Words are inadequate to describe the indescribable. Explanations are ineffective for the inexplicable. And asking someone who is in agonizing pain to tell you how they feel is a bit ridiculous, really. Let them talk if they want to. Ask a question or two so they know they can, but mostly, just be with them and listen to their grief. Let them cry, or sob. Let them sigh, or moan. Let them speak inarticulately or not at all. When you must speak, use short sentences and small words. Use gentleness in your tone of voice – even when they rail at their circumstances. Job 6:26 says, “Do you think that you can reprove words, when the speech of a despairing man is wind?” People who are suffering say things they wouldn’t normally say and don’t really mean. Just let it go, remain calm, and remind them that you’re still there, you’re not afraid of the mess, and you’re not going to abandon them. The pain of suffering becomes bearable when there is someone to endure it with you.
Beloved church – we must not be surprised when suffering comes, either to us or to those around us. We must, instead, be prepared for it to happen. Our own suffering proves whether or not we have faith – when everything is stripped away and we are wounded and exposed we find out quickly what we really believe. If we are running to God – even in hurt and anger and disbelief – the proof is there. It might be weak faith, it might be trembling faith, it might be doubting faith that says, “I believe, Lord, help my unbelief!” But that is faith that is proven, and that proof is a gift, that we will be thankful for eventually. But we must also be prepared to care for the suffering in our midst. We must be willing to put our own things aside – our schedules, our priorities, our expectations – and bend low enough to stoop down to help the wounded soul who has been left decimated by the side of the road, helpless and desperately needy. That’s actually what Jesus did for each of us.

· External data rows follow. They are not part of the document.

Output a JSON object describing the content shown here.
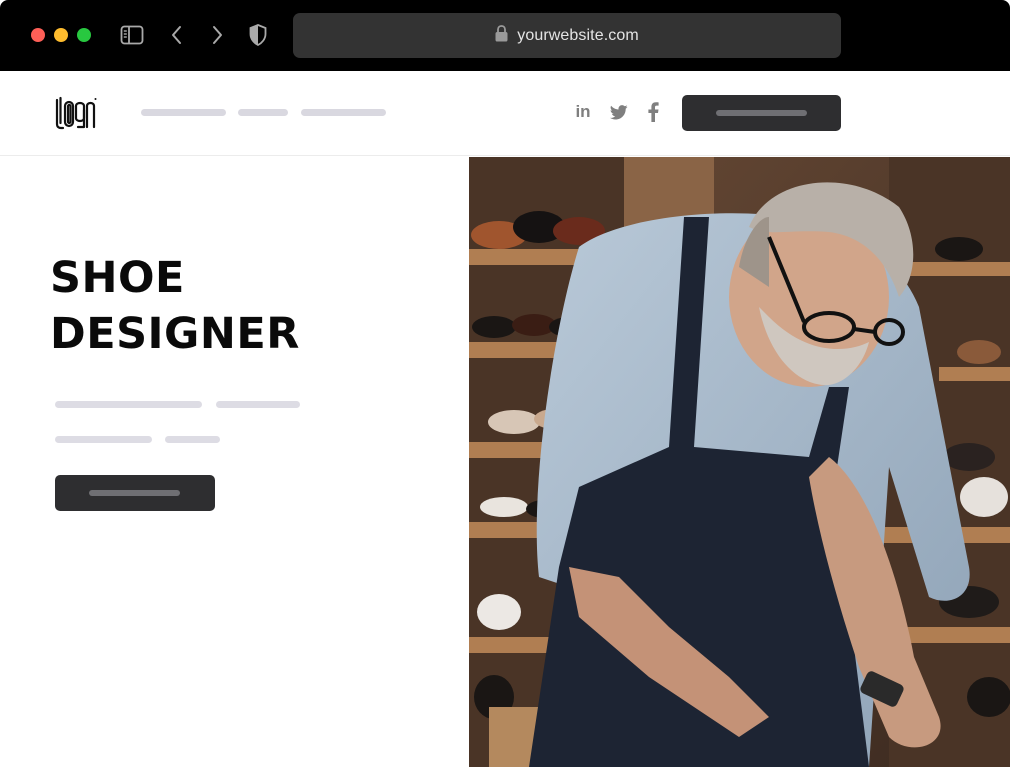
{
  "browser": {
    "url": "yourwebsite.com",
    "controls": [
      "close",
      "minimize",
      "maximize"
    ],
    "icons": [
      "sidebar-icon",
      "back-icon",
      "forward-icon",
      "shield-icon",
      "lock-icon"
    ]
  },
  "header": {
    "logo_text": "LOGO",
    "social": [
      "linkedin-icon",
      "twitter-icon",
      "facebook-icon"
    ],
    "social_in_label": "in"
  },
  "hero": {
    "title_line1": "SHOE",
    "title_line2": "DESIGNER"
  },
  "photo": {
    "subject": "older man in denim shirt and apron working in a shoe shop"
  },
  "colors": {
    "chrome_bg": "#000000",
    "urlbar_bg": "#333333",
    "button_bg": "#2e2e30",
    "placeholder_bar": "#dddce4",
    "title_text": "#0a0a0a"
  }
}
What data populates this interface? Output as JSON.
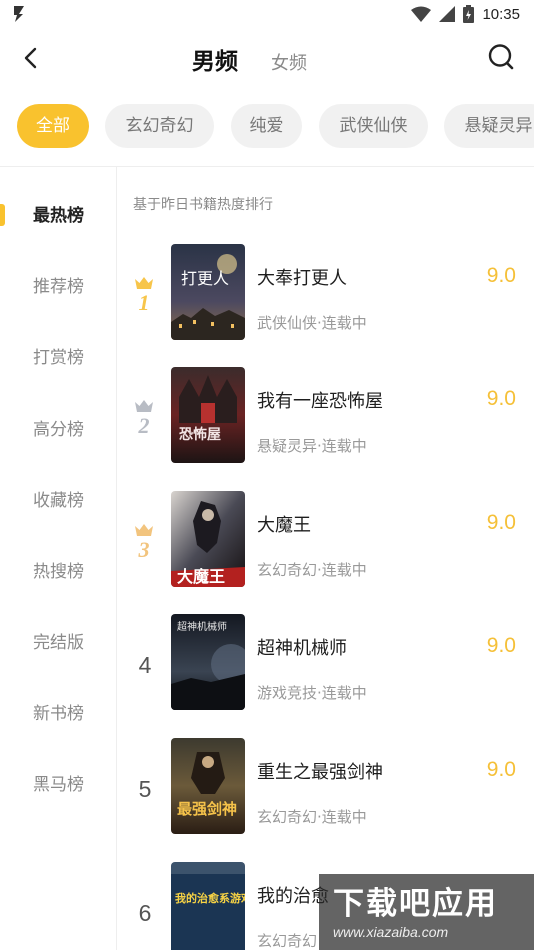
{
  "status_bar": {
    "time": "10:35",
    "icons": [
      "app-notification-icon",
      "wifi-icon",
      "signal-icon",
      "battery-icon"
    ]
  },
  "header": {
    "title": "男频",
    "alt_tab": "女频",
    "icons": [
      "back-arrow-icon",
      "search-icon"
    ]
  },
  "categories": [
    {
      "label": "全部",
      "active": true
    },
    {
      "label": "玄幻奇幻",
      "active": false
    },
    {
      "label": "纯爱",
      "active": false
    },
    {
      "label": "武侠仙侠",
      "active": false
    },
    {
      "label": "悬疑灵异",
      "active": false
    }
  ],
  "sidebar": {
    "items": [
      {
        "label": "最热榜",
        "active": true
      },
      {
        "label": "推荐榜",
        "active": false
      },
      {
        "label": "打赏榜",
        "active": false
      },
      {
        "label": "高分榜",
        "active": false
      },
      {
        "label": "收藏榜",
        "active": false
      },
      {
        "label": "热搜榜",
        "active": false
      },
      {
        "label": "完结版",
        "active": false
      },
      {
        "label": "新书榜",
        "active": false
      },
      {
        "label": "黑马榜",
        "active": false
      }
    ]
  },
  "ranking": {
    "subtitle": "基于昨日书籍热度排行",
    "books": [
      {
        "rank": "1",
        "title": "大奉打更人",
        "meta": "武侠仙侠·连载中",
        "score": "9.0",
        "cover_text": "打更人"
      },
      {
        "rank": "2",
        "title": "我有一座恐怖屋",
        "meta": "悬疑灵异·连载中",
        "score": "9.0",
        "cover_text": "恐怖屋"
      },
      {
        "rank": "3",
        "title": "大魔王",
        "meta": "玄幻奇幻·连载中",
        "score": "9.0",
        "cover_text": "大魔王"
      },
      {
        "rank": "4",
        "title": "超神机械师",
        "meta": "游戏竞技·连载中",
        "score": "9.0",
        "cover_text": "超神机械师"
      },
      {
        "rank": "5",
        "title": "重生之最强剑神",
        "meta": "玄幻奇幻·连载中",
        "score": "9.0",
        "cover_text": "最强剑神"
      },
      {
        "rank": "6",
        "title": "我的治愈",
        "meta": "玄幻奇幻",
        "score": "",
        "cover_text": "我的治愈系游戏"
      }
    ]
  },
  "colors": {
    "accent": "#f9c22e",
    "score": "#f5c038",
    "gold_crown": "#f7c54a",
    "silver_crown": "#b8bcc4",
    "bronze_crown": "#f2c47e"
  },
  "watermark": {
    "main": "下载吧应用",
    "url": "www.xiazaiba.com"
  }
}
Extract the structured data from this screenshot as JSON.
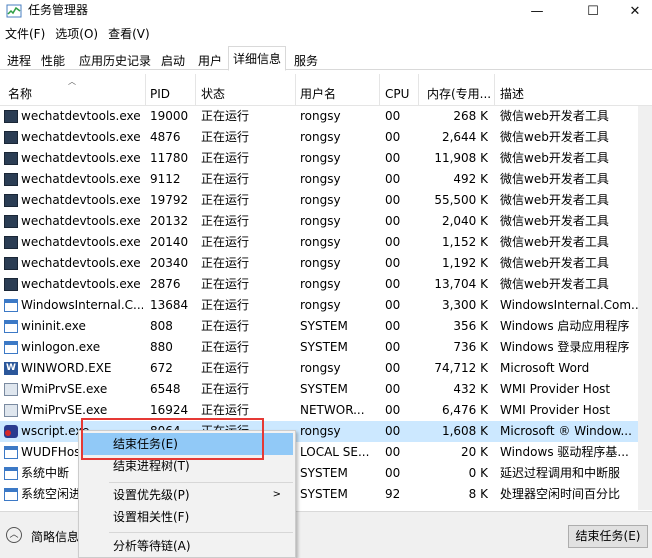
{
  "window": {
    "title": "任务管理器",
    "minimize_glyph": "—",
    "maximize_glyph": "☐",
    "close_glyph": "✕"
  },
  "menu": [
    "文件(F)",
    "选项(O)",
    "查看(V)"
  ],
  "tabs": [
    "进程",
    "性能",
    "应用历史记录",
    "启动",
    "用户",
    "详细信息",
    "服务"
  ],
  "active_tab": "详细信息",
  "columns": {
    "name": "名称",
    "pid": "PID",
    "status": "状态",
    "user": "用户名",
    "cpu": "CPU",
    "memory": "内存(专用...",
    "desc": "描述"
  },
  "rows": [
    {
      "name": "wechatdevtools.exe",
      "pid": "19000",
      "status": "正在运行",
      "user": "rongsy",
      "cpu": "00",
      "mem": "268 K",
      "desc": "微信web开发者工具",
      "icon": "devtools-icon"
    },
    {
      "name": "wechatdevtools.exe",
      "pid": "4876",
      "status": "正在运行",
      "user": "rongsy",
      "cpu": "00",
      "mem": "2,644 K",
      "desc": "微信web开发者工具",
      "icon": "devtools-icon"
    },
    {
      "name": "wechatdevtools.exe",
      "pid": "11780",
      "status": "正在运行",
      "user": "rongsy",
      "cpu": "00",
      "mem": "11,908 K",
      "desc": "微信web开发者工具",
      "icon": "devtools-icon"
    },
    {
      "name": "wechatdevtools.exe",
      "pid": "9112",
      "status": "正在运行",
      "user": "rongsy",
      "cpu": "00",
      "mem": "492 K",
      "desc": "微信web开发者工具",
      "icon": "devtools-icon"
    },
    {
      "name": "wechatdevtools.exe",
      "pid": "19792",
      "status": "正在运行",
      "user": "rongsy",
      "cpu": "00",
      "mem": "55,500 K",
      "desc": "微信web开发者工具",
      "icon": "devtools-icon"
    },
    {
      "name": "wechatdevtools.exe",
      "pid": "20132",
      "status": "正在运行",
      "user": "rongsy",
      "cpu": "00",
      "mem": "2,040 K",
      "desc": "微信web开发者工具",
      "icon": "devtools-icon"
    },
    {
      "name": "wechatdevtools.exe",
      "pid": "20140",
      "status": "正在运行",
      "user": "rongsy",
      "cpu": "00",
      "mem": "1,152 K",
      "desc": "微信web开发者工具",
      "icon": "devtools-icon"
    },
    {
      "name": "wechatdevtools.exe",
      "pid": "20340",
      "status": "正在运行",
      "user": "rongsy",
      "cpu": "00",
      "mem": "1,192 K",
      "desc": "微信web开发者工具",
      "icon": "devtools-icon"
    },
    {
      "name": "wechatdevtools.exe",
      "pid": "2876",
      "status": "正在运行",
      "user": "rongsy",
      "cpu": "00",
      "mem": "13,704 K",
      "desc": "微信web开发者工具",
      "icon": "devtools-icon"
    },
    {
      "name": "WindowsInternal.C...",
      "pid": "13684",
      "status": "正在运行",
      "user": "rongsy",
      "cpu": "00",
      "mem": "3,300 K",
      "desc": "WindowsInternal.Com...",
      "icon": "window-icon"
    },
    {
      "name": "wininit.exe",
      "pid": "808",
      "status": "正在运行",
      "user": "SYSTEM",
      "cpu": "00",
      "mem": "356 K",
      "desc": "Windows 启动应用程序",
      "icon": "window-icon"
    },
    {
      "name": "winlogon.exe",
      "pid": "880",
      "status": "正在运行",
      "user": "SYSTEM",
      "cpu": "00",
      "mem": "736 K",
      "desc": "Windows 登录应用程序",
      "icon": "window-icon"
    },
    {
      "name": "WINWORD.EXE",
      "pid": "672",
      "status": "正在运行",
      "user": "rongsy",
      "cpu": "00",
      "mem": "74,712 K",
      "desc": "Microsoft Word",
      "icon": "word-icon"
    },
    {
      "name": "WmiPrvSE.exe",
      "pid": "6548",
      "status": "正在运行",
      "user": "SYSTEM",
      "cpu": "00",
      "mem": "432 K",
      "desc": "WMI Provider Host",
      "icon": "gear-icon"
    },
    {
      "name": "WmiPrvSE.exe",
      "pid": "16924",
      "status": "正在运行",
      "user": "NETWOR...",
      "cpu": "00",
      "mem": "6,476 K",
      "desc": "WMI Provider Host",
      "icon": "gear-icon"
    },
    {
      "name": "wscript.exe",
      "pid": "8064",
      "status": "正在运行",
      "user": "rongsy",
      "cpu": "00",
      "mem": "1,608 K",
      "desc": "Microsoft ® Window...",
      "icon": "script-icon",
      "selected": true
    },
    {
      "name": "WUDFHost.exe",
      "pid": "",
      "status": "",
      "user": "LOCAL SE...",
      "cpu": "00",
      "mem": "20 K",
      "desc": "Windows 驱动程序基...",
      "icon": "window-icon"
    },
    {
      "name": "系统中断",
      "pid": "",
      "status": "",
      "user": "SYSTEM",
      "cpu": "00",
      "mem": "0 K",
      "desc": "延迟过程调用和中断服",
      "icon": "window-icon"
    },
    {
      "name": "系统空闲进程",
      "pid": "",
      "status": "",
      "user": "SYSTEM",
      "cpu": "92",
      "mem": "8 K",
      "desc": "处理器空闲时间百分比",
      "icon": "window-icon"
    }
  ],
  "context_menu": [
    "结束任务(E)",
    "结束进程树(T)",
    "设置优先级(P)",
    "设置相关性(F)",
    "分析等待链(A)"
  ],
  "submenu_arrow": ">",
  "footer": {
    "fewer_details": "简略信息",
    "fewer_glyph": "︿",
    "end_task": "结束任务(E)"
  },
  "colors": {
    "selection": "#cce8ff",
    "menu_highlight": "#91c9f7",
    "annotation_box": "#e53935"
  }
}
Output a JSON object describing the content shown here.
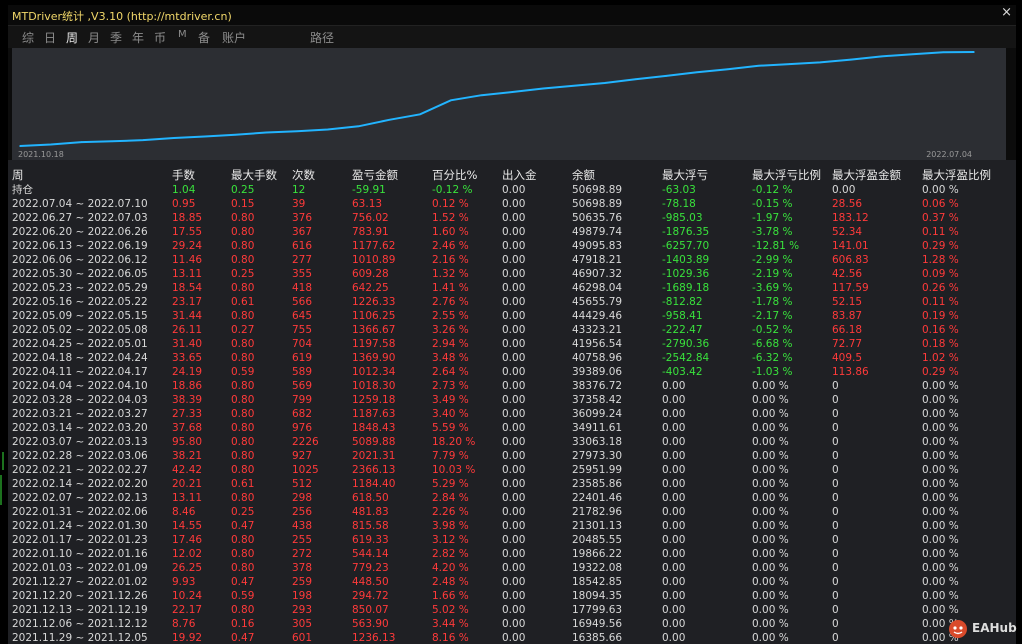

My path of deep suffering is not over – I am very much in the raging waves and tossing winds of it. Some minutes are good – most are a black, confusing, thick fog. I am part of a great church with a kind and loving pastor and we are struggling together to learn how to walk this road with integrity – learning from and teaching one another as we figure it out by trial and error. It’s hard to be both sufferer and tutor at the same time, but I’m convinced that God is teaching me even this so that I might be used to help others as he builds his kingdom. Until then, I pray for strength to continue to walk one painful, faithful step at a time. Learn from those who do this well. Teach those who don’t. Walk together with the ones who are suffering deeply. You will bless them, of course, but you will be blessed too, for you will teach, and you will learn, a great deal about your Savior.